Where the records hold the string "screenshot", show the whole line it sits on.

══ RECORDS PROVIDED

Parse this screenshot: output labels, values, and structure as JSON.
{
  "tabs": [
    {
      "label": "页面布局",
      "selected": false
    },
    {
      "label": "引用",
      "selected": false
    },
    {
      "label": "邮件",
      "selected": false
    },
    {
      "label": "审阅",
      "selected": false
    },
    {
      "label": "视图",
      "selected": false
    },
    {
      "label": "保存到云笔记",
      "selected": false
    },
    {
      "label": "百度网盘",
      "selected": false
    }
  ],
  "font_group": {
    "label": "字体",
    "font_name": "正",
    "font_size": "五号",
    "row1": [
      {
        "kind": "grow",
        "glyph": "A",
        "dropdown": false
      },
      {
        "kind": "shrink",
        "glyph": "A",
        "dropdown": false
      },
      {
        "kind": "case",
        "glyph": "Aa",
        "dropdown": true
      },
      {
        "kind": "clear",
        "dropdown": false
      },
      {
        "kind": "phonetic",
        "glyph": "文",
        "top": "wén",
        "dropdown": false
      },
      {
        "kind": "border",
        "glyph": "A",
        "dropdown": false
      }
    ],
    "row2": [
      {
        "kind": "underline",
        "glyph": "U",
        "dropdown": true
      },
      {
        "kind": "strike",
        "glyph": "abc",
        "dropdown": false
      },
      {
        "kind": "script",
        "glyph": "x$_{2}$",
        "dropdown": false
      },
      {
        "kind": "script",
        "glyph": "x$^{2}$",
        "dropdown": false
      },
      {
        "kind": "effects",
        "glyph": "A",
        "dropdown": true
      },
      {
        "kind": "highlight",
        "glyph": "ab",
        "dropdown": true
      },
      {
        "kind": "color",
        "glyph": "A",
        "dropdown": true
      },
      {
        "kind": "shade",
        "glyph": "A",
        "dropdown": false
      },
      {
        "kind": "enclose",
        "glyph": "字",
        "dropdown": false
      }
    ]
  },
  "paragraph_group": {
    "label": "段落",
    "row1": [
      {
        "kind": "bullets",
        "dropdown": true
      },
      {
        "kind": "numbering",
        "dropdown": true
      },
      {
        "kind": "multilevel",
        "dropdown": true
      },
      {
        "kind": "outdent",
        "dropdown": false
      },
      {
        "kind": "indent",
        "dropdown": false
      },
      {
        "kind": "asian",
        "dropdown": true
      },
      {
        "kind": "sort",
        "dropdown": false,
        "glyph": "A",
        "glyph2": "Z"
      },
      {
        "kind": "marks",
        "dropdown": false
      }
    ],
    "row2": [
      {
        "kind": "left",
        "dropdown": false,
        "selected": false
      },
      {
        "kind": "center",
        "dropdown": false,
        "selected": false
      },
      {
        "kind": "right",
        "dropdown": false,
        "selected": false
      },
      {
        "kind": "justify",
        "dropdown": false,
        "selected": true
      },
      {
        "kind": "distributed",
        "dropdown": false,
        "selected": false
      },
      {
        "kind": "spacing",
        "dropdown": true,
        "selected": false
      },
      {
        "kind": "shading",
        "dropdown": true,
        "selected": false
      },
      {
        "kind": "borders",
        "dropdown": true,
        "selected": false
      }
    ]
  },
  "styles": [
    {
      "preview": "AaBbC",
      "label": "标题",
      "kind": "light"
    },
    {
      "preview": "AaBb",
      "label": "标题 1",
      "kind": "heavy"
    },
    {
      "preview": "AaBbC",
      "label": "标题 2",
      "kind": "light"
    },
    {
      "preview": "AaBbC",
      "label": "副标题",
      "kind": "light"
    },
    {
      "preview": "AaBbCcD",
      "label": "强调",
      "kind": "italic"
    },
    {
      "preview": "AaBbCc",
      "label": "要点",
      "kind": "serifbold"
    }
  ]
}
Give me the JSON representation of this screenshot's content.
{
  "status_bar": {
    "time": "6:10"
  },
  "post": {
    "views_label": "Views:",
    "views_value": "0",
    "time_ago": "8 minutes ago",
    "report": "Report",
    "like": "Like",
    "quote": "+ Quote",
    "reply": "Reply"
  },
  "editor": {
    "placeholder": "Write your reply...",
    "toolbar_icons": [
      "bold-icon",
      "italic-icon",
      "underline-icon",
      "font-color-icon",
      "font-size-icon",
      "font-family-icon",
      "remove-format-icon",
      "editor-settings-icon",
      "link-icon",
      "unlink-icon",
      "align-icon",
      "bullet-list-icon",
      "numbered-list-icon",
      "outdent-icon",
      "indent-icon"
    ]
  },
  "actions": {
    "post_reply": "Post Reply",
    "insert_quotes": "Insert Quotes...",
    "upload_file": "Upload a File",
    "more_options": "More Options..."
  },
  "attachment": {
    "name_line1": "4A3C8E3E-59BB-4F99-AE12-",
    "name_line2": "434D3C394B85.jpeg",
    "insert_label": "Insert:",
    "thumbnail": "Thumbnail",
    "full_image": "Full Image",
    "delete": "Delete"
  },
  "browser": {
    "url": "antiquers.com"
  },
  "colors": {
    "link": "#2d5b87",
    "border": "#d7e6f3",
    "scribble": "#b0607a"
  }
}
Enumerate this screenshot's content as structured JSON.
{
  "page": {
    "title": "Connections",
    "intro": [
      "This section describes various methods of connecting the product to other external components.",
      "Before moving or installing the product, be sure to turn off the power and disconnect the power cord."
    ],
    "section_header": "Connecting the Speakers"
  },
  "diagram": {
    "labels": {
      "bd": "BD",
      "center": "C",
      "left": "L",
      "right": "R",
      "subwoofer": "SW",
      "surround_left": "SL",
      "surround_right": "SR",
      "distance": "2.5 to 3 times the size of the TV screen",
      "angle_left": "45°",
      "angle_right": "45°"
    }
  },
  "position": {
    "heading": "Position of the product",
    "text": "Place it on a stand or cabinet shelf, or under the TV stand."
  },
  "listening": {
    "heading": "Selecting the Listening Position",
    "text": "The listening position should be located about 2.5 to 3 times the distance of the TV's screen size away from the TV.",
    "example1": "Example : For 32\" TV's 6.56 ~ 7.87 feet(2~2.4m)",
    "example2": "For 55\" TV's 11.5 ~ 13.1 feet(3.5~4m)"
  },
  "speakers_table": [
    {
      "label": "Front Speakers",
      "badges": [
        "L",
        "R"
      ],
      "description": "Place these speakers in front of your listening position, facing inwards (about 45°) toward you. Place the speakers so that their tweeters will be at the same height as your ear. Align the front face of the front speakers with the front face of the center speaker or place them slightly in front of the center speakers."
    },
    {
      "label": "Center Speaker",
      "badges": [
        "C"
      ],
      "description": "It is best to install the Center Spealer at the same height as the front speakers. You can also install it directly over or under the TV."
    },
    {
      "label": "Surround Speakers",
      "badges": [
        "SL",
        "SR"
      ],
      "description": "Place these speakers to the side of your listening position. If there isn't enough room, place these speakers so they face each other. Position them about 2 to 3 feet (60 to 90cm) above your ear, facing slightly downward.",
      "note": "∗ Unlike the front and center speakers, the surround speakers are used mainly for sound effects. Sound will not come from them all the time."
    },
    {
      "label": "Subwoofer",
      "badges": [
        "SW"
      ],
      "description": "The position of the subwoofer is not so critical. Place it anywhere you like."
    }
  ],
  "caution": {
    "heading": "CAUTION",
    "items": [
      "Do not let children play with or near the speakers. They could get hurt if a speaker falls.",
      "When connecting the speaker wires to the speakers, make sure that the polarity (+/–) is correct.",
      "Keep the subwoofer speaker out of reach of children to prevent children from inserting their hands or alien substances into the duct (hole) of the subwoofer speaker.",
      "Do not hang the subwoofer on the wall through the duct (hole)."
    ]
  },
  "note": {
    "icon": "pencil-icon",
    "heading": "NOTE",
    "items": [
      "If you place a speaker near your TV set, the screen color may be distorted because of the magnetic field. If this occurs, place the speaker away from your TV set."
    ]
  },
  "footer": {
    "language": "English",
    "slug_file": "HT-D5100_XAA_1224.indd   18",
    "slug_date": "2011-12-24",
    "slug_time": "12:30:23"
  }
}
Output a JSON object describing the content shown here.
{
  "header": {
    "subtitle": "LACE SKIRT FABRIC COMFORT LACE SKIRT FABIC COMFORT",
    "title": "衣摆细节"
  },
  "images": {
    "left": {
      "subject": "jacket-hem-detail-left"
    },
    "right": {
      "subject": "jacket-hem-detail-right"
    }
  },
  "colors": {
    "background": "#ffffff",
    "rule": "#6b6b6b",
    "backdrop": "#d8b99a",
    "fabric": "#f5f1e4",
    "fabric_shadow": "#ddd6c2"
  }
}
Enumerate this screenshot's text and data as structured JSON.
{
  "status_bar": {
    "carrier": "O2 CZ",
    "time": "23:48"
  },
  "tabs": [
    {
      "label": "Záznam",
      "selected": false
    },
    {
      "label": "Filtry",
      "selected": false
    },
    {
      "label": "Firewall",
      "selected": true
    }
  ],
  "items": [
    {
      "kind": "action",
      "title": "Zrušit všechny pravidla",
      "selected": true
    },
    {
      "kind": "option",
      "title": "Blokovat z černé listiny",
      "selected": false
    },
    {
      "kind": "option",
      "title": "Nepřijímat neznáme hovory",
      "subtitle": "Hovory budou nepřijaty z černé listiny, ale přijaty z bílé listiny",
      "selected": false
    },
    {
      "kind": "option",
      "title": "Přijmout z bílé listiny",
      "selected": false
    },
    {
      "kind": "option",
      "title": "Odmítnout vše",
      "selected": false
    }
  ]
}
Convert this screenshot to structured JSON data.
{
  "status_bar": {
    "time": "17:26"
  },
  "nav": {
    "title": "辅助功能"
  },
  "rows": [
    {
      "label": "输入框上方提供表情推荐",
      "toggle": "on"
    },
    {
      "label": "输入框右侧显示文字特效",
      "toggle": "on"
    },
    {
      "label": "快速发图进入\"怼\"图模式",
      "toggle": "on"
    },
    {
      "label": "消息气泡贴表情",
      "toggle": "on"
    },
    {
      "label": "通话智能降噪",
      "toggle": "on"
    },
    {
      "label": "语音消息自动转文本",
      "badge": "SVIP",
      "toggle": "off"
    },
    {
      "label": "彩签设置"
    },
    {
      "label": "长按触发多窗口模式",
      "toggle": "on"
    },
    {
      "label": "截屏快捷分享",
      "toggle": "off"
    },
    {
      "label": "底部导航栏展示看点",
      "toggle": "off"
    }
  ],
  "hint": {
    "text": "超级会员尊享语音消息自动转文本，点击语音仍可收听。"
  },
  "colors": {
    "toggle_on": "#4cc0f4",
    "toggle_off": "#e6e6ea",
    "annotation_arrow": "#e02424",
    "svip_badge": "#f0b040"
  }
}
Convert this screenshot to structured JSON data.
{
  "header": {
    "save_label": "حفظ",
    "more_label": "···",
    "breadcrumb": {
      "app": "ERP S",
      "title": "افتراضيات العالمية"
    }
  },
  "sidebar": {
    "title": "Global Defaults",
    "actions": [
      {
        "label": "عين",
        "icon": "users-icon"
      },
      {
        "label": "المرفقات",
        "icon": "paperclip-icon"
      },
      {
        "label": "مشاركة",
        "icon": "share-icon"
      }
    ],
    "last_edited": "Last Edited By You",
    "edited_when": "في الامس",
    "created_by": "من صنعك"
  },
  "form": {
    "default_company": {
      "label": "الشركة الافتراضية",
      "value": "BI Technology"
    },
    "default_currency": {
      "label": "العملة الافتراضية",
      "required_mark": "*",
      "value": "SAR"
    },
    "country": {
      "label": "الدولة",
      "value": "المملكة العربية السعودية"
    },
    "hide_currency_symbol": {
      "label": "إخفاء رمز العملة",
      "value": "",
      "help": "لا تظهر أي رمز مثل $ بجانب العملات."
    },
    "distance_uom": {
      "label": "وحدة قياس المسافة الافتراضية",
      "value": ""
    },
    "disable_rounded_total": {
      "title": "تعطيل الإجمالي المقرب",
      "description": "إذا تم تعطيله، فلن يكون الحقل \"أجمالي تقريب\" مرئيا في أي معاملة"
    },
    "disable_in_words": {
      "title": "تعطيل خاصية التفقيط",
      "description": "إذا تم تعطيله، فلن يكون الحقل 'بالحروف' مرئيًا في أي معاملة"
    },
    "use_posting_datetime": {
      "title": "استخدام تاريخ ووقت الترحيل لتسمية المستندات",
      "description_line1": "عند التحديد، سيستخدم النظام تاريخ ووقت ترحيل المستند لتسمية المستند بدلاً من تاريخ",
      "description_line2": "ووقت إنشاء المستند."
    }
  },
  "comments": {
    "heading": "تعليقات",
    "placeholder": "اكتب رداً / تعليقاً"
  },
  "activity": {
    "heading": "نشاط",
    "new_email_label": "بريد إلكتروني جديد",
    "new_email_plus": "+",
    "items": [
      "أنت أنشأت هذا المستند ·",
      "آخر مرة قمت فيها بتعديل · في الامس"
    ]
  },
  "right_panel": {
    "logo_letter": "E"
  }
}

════

### ANSWER BELOW
Parse this screenshot: output labels, values, and structure as JSON.
Give me the JSON representation of this screenshot's content.
Enumerate this screenshot's content as structured JSON.
Enumerate this screenshot's text and data as structured JSON.
Convert this screenshot to structured JSON data.
Convert this screenshot to structured JSON data.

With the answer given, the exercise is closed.